**Task instructions**
Verbatim reproduction of the entries is required; images must be omitted.

◆ ◆ ◆ ◆ ◆

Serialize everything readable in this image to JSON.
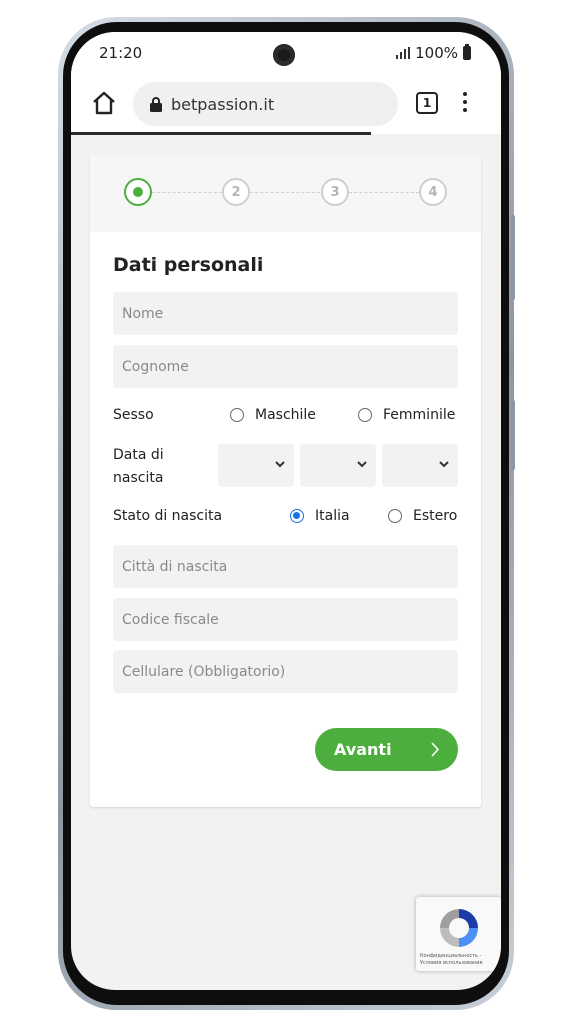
{
  "status_bar": {
    "time": "21:20",
    "battery": "100%"
  },
  "browser": {
    "url": "betpassion.it",
    "tab_count": "1"
  },
  "stepper": {
    "steps": [
      "",
      "2",
      "3",
      "4"
    ],
    "active_step": 1
  },
  "form": {
    "title": "Dati personali",
    "nome_placeholder": "Nome",
    "cognome_placeholder": "Cognome",
    "sesso_label": "Sesso",
    "sesso_options": [
      "Maschile",
      "Femminile"
    ],
    "data_label_line1": "Data di",
    "data_label_line2": "nascita",
    "stato_label": "Stato di nascita",
    "stato_options": [
      "Italia",
      "Estero"
    ],
    "stato_selected": "Italia",
    "citta_placeholder": "Città di nascita",
    "codice_placeholder": "Codice fiscale",
    "cellulare_placeholder": "Cellulare (Obbligatorio)",
    "submit_label": "Avanti"
  },
  "recaptcha": {
    "line1": "Конфиденциальность -",
    "line2": "Условия использования"
  },
  "colors": {
    "accent": "#4cae3c",
    "radio_checked": "#1a73e8"
  }
}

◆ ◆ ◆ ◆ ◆

**Answer below**
Serialize everything readable in this image to JSON.
{
  "status_bar": {
    "time": "21:20",
    "battery": "100%"
  },
  "browser": {
    "url": "betpassion.it",
    "tab_count": "1"
  },
  "stepper": {
    "steps": [
      "",
      "2",
      "3",
      "4"
    ],
    "active_step": 1
  },
  "form": {
    "title": "Dati personali",
    "nome_placeholder": "Nome",
    "cognome_placeholder": "Cognome",
    "sesso_label": "Sesso",
    "sesso_options": [
      "Maschile",
      "Femminile"
    ],
    "data_label_line1": "Data di",
    "data_label_line2": "nascita",
    "stato_label": "Stato di nascita",
    "stato_options": [
      "Italia",
      "Estero"
    ],
    "stato_selected": "Italia",
    "citta_placeholder": "Città di nascita",
    "codice_placeholder": "Codice fiscale",
    "cellulare_placeholder": "Cellulare (Obbligatorio)",
    "submit_label": "Avanti"
  },
  "recaptcha": {
    "line1": "Конфиденциальность -",
    "line2": "Условия использования"
  },
  "colors": {
    "accent": "#4cae3c",
    "radio_checked": "#1a73e8"
  }
}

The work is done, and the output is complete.